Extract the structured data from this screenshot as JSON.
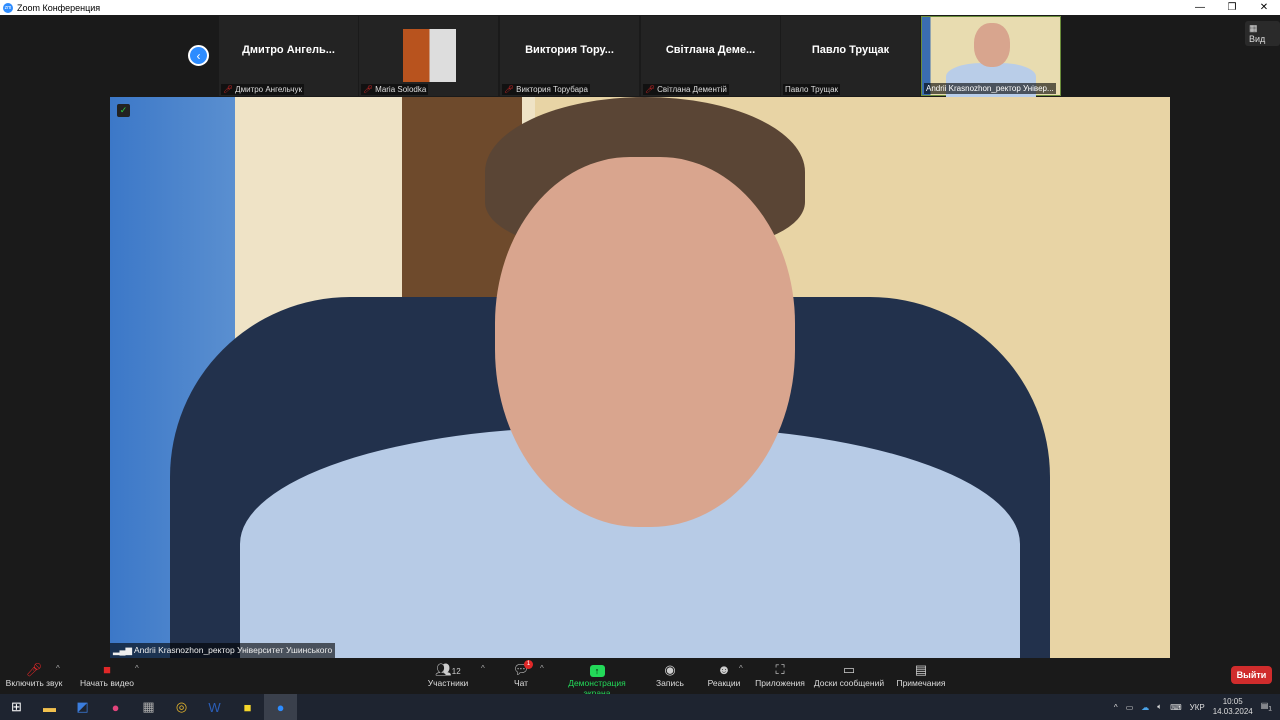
{
  "window": {
    "title": "Zoom Конференция",
    "minimize": "—",
    "maximize": "❐",
    "close": "✕"
  },
  "gallery": {
    "view_label": "Вид",
    "tiles": [
      {
        "big_name": "Дмитро  Ангель...",
        "name": "Дмитро Ангельчук",
        "muted": true
      },
      {
        "big_name": "",
        "name": "Maria Solodka",
        "muted": true
      },
      {
        "big_name": "Виктория  Тору...",
        "name": "Виктория Торубара",
        "muted": true
      },
      {
        "big_name": "Світлана  Деме...",
        "name": "Світлана Дементій",
        "muted": true
      },
      {
        "big_name": "Павло Трущак",
        "name": "Павло Трущак",
        "muted": false
      }
    ],
    "self_name": "Andrii Krasnozhon_ректор Універ..."
  },
  "main_video": {
    "speaker_name": "Andrii Krasnozhon_ректор Університет Ушинського"
  },
  "toolbar": {
    "unmute": "Включить звук",
    "start_video": "Начать видео",
    "participants": "Участники",
    "participants_count": "12",
    "chat": "Чат",
    "chat_badge": "1",
    "share": "Демонстрация экрана",
    "record": "Запись",
    "reactions": "Реакции",
    "apps": "Приложения",
    "whiteboards": "Доски сообщений",
    "notes": "Примечания",
    "leave": "Выйти"
  },
  "taskbar": {
    "lang": "УКР",
    "time": "10:05",
    "date": "14.03.2024",
    "notif_count": "1"
  },
  "colors": {
    "accent": "#2d8cff",
    "share": "#23d959",
    "leave": "#d02c2c"
  }
}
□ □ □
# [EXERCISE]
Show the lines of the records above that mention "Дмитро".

# [RESULT OF THIS EXERCISE]
        "big_name": "Дмитро  Ангель...",
        "name": "Дмитро Ангельчук",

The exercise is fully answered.